Proration again for Alabama schools
Johnny Mack Morrow
Franklin County Times
This week the governor declared proration and he will institute spending cuts for education that will be ugly and inherently hurtful to children and young people.
Proration is an ugly but familiar word for Alabama. Since 1980, Alabama's schools have gone into proration seven times, and this time will make it eight. Over the past three decades, approximately one out of every four years the state declares proration and schools are cut mid-year.
As we begin to grapple with how to best protect schools during this crisis time, it is important to understand why our state has something like proration when others don't, and why our education budget seems to be at the mercy of economic downturns more so than other states. Let's start with the basics.
Each year, the Legislature sets the education budget based on estimates of what revenue will come into the state over the next year. Last year, we recognized that problems were on the horizon and we made some steep education cuts, slashing 3 percent from K-12 and 10 percent from higher education. Even steep cuts like that were not enough.
Proration is declared when revenue collected is less than what was budgeted. Revenue comes from two earmarked sources: the state sales tax and the state income tax. Unlike the federal budget, Alabama does not allow deficit spending.
Every penny collected from the state sales and income taxes goes to the Education Trust Fund, making up about 60 percent of all school spending. Alabama is often criticized by national groups about earmarking taxes more than almost any other state. But polls and common sense show that Alabamians like to know exactly what their taxes are being collected for.
Most states fund education through property taxes; they are relatively stable and not subject to sharp drops. Alabama has by far the lowest property taxes in the nation, making us rely on income and sales taxes for the bulk of school funding.
The problem is these taxes are the most vulnerable to economic downturns. When the economy sputters, people spend less and unemployment goes up. When there is a big drop in economic activity, like the recession we are now experiencing, money for education plummets and proration is declared.
We are looking at one of the most difficult economic times since the Great Depression. Car sales have fallen off a cliff. Car factories in Alabama have reduced shifts and production. Retail is way off. Incomes are down, and unemployment has increased more than two percentage points of the past year. America is looking to the next administration to get things going again, but even they are saying things will get worse before they get better.

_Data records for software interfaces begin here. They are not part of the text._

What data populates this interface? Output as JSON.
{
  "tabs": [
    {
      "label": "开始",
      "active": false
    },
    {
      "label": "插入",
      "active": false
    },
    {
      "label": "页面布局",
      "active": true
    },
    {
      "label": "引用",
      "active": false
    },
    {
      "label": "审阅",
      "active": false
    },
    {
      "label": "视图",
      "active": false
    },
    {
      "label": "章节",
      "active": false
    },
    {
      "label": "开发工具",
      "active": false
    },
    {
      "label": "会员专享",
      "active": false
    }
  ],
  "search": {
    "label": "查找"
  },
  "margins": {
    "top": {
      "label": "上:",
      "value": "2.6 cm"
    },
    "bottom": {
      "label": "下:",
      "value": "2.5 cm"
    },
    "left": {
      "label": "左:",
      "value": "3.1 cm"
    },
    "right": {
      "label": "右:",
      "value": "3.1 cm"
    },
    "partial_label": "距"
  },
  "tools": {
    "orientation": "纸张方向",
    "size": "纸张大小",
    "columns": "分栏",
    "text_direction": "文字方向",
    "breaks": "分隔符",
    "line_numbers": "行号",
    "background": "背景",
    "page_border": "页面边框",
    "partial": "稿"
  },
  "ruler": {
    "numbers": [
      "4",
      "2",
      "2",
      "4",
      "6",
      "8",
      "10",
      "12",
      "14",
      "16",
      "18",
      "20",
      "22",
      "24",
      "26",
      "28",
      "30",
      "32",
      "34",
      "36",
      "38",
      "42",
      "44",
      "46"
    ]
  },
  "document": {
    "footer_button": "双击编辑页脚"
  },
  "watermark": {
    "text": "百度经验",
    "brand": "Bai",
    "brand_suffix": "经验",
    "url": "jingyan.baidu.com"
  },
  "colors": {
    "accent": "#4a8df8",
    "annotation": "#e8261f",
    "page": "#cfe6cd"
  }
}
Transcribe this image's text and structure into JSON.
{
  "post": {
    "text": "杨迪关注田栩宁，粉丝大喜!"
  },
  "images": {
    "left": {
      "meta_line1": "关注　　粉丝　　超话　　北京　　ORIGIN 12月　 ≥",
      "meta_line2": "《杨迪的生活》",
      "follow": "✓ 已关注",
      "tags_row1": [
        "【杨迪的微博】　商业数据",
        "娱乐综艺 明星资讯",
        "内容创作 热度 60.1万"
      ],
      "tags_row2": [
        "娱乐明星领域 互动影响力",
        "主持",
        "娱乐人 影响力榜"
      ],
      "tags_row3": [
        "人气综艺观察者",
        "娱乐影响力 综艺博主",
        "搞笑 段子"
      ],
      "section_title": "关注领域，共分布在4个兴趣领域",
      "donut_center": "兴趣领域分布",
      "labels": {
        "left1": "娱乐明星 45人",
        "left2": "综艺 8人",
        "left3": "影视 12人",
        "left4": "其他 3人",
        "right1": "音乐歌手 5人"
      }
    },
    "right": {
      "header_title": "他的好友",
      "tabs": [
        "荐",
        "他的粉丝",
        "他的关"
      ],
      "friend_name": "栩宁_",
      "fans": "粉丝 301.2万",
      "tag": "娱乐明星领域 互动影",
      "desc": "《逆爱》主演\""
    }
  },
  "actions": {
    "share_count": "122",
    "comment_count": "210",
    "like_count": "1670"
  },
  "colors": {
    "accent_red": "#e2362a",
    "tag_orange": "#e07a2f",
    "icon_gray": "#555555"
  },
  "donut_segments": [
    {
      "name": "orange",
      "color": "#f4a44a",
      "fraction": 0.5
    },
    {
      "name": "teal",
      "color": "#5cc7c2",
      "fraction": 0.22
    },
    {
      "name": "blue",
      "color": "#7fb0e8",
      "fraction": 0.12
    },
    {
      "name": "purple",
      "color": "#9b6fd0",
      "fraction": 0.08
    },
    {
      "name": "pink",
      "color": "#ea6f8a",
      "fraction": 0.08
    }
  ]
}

In order to reduce the impact of big swings in education revenue and limit the damage of proration, state voters approved the education rainy day fund in 2002 and expanded it this past November. It allows the state to borrow up to 6.5 percent of the education budget from the Alabama Trust Fund, the state oil and gas account, to limit cuts. The fund must be paid back within six years.
But the drop off in revenue may be much greater than what the rainy day fund covers because of the severity and length of this recession. Not only do we have problems in this year, but it looks like those problems will continue into the next.
The bottom line is cutting education is not smart. It hurts children, and it hurts Alabama's economic growth in the future. We have made huge progress over the past five years with wise investments in our schools: student achievement is way up, drop out rates are down, and at the same time we've made sure that every dollar is used more and more effectively.
But student progress is in jeopardy with the looming budget crisis. Slashing the Reading Initiative or the Math and Science program, laying-off teachers and increasing class sizes, or killing the improvements in technology in order to fill the budget hole is something nobody wants.
Education funding is one of the most important, and most difficult, issues facing our state in the coming year. Proration is a clear warning that the education budget crisis has arrived, and tough work lies ahead to solve it.
Johnny Mack Morrow is a state representative for Franklin County. His column appears each Wednesday.